=== Begin Enclosure ===

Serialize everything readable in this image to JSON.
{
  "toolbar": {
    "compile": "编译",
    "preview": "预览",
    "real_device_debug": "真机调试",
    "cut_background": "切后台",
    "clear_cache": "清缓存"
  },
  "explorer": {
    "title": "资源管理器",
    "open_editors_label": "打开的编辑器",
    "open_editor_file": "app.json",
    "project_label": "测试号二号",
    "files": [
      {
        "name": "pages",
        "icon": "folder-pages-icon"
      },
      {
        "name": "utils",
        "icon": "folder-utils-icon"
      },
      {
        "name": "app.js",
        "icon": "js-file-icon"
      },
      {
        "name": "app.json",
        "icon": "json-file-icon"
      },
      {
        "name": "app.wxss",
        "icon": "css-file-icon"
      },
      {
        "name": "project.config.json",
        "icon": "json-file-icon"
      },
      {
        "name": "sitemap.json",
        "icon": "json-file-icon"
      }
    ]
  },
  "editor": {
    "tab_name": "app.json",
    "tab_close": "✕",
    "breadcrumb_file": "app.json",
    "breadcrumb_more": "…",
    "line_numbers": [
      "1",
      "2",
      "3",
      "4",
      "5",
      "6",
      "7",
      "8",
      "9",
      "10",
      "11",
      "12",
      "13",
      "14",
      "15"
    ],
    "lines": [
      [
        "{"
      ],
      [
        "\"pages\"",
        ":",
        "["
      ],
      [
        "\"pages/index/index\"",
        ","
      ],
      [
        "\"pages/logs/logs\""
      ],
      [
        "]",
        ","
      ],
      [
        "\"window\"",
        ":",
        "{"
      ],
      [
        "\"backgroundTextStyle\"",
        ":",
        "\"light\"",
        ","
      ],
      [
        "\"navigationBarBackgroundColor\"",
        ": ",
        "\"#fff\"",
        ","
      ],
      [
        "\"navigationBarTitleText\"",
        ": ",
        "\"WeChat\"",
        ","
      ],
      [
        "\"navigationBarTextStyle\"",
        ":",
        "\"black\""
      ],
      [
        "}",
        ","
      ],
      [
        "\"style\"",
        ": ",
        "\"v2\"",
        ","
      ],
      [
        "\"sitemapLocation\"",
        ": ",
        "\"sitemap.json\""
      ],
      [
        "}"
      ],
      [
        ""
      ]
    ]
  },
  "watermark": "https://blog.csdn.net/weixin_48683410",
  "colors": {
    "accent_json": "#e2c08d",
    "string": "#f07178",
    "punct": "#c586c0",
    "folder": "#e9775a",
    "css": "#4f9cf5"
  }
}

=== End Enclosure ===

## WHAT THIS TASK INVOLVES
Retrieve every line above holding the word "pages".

## TASK SOLUTION
        "name": "pages",
        "icon": "folder-pages-icon"
        "\"pages\"",
        "\"pages/index/index\"",
        "\"pages/logs/logs\""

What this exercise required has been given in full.